DIRECTIONS FOR THIS TASK.
Could you set down exactly the lines that start at the one containing "What's the underlying" and end at the final line of the material below?
# # # # #
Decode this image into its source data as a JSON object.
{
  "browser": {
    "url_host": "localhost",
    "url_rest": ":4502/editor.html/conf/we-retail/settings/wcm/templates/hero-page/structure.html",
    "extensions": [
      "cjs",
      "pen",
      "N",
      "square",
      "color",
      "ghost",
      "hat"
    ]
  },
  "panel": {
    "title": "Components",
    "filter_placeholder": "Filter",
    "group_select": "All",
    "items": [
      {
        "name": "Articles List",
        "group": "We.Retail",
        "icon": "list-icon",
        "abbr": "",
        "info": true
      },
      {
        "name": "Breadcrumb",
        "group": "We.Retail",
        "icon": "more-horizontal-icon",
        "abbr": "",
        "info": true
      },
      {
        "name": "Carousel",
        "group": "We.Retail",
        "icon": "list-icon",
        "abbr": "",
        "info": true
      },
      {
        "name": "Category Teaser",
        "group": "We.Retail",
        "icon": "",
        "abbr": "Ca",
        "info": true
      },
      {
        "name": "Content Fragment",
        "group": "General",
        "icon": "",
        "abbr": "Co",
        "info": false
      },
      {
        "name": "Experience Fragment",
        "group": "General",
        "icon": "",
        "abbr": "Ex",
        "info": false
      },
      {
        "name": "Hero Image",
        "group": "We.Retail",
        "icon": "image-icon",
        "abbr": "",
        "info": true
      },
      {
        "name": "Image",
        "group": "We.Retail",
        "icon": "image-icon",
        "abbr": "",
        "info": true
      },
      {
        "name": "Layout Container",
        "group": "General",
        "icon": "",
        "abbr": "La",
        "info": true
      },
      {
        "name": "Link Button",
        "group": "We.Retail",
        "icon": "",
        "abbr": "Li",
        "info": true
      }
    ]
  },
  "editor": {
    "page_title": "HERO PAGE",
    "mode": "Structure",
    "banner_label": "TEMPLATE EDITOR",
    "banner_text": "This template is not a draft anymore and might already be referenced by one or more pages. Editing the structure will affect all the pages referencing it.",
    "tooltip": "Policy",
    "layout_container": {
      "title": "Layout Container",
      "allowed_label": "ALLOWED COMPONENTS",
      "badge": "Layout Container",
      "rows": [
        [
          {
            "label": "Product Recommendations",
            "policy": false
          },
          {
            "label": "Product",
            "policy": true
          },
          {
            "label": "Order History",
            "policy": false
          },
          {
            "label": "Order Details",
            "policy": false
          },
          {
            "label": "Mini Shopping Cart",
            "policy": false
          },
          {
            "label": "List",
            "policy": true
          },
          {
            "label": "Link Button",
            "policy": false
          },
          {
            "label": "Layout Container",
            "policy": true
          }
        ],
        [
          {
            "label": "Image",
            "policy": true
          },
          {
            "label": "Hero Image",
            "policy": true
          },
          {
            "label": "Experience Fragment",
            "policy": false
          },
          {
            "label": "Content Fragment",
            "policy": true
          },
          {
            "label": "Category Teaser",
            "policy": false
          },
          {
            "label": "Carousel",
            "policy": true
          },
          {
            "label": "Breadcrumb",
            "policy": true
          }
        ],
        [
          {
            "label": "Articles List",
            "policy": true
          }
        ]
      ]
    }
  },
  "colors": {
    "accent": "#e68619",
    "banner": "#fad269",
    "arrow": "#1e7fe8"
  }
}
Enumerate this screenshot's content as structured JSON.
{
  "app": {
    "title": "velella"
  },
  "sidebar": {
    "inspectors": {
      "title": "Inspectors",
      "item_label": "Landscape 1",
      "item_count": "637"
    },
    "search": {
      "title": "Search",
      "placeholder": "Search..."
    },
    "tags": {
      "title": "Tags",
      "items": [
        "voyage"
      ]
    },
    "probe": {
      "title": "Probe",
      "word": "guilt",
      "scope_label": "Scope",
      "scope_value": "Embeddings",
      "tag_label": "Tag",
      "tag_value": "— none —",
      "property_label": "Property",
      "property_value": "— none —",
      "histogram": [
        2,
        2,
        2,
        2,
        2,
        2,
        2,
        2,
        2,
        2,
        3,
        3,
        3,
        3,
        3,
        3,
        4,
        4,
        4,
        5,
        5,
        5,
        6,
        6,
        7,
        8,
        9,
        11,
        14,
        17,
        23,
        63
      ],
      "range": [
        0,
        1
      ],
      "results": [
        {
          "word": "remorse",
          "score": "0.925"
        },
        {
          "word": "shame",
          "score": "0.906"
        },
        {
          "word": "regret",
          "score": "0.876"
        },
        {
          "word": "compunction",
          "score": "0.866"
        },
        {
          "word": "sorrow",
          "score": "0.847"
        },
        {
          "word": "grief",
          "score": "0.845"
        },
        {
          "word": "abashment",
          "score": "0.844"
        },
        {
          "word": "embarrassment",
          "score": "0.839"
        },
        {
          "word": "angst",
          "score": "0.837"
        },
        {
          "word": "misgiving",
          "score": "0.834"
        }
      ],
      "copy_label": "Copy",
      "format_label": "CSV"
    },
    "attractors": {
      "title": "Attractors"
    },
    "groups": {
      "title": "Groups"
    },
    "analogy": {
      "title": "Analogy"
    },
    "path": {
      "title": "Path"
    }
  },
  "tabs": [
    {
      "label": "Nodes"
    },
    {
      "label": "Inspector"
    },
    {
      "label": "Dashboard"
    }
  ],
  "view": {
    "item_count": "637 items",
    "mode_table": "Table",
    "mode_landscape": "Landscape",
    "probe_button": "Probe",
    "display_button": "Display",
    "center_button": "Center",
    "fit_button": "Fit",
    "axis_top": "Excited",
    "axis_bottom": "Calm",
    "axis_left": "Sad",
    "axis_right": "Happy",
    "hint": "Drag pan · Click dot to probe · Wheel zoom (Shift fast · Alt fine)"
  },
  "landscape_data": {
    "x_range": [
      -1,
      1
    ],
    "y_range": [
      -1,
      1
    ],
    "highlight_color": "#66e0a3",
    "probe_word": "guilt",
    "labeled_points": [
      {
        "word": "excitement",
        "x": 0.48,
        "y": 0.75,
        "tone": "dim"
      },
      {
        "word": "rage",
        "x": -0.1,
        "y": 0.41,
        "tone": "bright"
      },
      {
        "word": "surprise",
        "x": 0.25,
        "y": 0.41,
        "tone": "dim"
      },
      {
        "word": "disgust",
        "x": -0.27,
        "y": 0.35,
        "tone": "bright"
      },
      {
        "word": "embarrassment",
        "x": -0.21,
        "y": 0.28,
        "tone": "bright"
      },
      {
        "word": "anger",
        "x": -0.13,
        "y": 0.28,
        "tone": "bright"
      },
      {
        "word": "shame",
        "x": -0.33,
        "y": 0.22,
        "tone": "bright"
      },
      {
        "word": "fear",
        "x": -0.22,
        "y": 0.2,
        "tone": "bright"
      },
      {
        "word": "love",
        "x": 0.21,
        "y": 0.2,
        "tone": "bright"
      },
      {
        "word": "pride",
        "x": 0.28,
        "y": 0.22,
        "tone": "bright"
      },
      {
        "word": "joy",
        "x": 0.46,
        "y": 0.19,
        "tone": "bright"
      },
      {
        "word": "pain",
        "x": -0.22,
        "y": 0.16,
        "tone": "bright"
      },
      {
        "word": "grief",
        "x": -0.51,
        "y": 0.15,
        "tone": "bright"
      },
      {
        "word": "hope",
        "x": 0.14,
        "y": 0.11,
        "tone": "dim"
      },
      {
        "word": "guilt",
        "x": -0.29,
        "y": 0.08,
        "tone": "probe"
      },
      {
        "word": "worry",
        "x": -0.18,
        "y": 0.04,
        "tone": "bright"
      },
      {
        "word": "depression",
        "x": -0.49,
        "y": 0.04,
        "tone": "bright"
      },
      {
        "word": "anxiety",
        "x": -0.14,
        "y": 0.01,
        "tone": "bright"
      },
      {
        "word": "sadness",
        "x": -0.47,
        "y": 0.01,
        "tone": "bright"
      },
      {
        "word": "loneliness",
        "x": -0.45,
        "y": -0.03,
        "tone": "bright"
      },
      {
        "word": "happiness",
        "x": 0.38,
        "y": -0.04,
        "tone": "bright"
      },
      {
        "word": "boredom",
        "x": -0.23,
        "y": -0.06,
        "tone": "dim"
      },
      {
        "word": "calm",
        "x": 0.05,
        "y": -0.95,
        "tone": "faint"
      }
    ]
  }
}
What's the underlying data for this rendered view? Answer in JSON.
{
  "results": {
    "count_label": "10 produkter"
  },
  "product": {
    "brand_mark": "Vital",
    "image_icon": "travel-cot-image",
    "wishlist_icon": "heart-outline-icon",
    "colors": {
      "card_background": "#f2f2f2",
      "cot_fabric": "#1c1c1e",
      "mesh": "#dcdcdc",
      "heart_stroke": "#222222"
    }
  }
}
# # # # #
TASK OUTPUT.
What's the underlying data for this rendered view? Answer in JSON.
{
  "results": {
    "count_label": "10 produkter"
  },
  "product": {
    "brand_mark": "Vital",
    "image_icon": "travel-cot-image",
    "wishlist_icon": "heart-outline-icon",
    "colors": {
      "card_background": "#f2f2f2",
      "cot_fabric": "#1c1c1e",
      "mesh": "#dcdcdc",
      "heart_stroke": "#222222"
    }
  }
}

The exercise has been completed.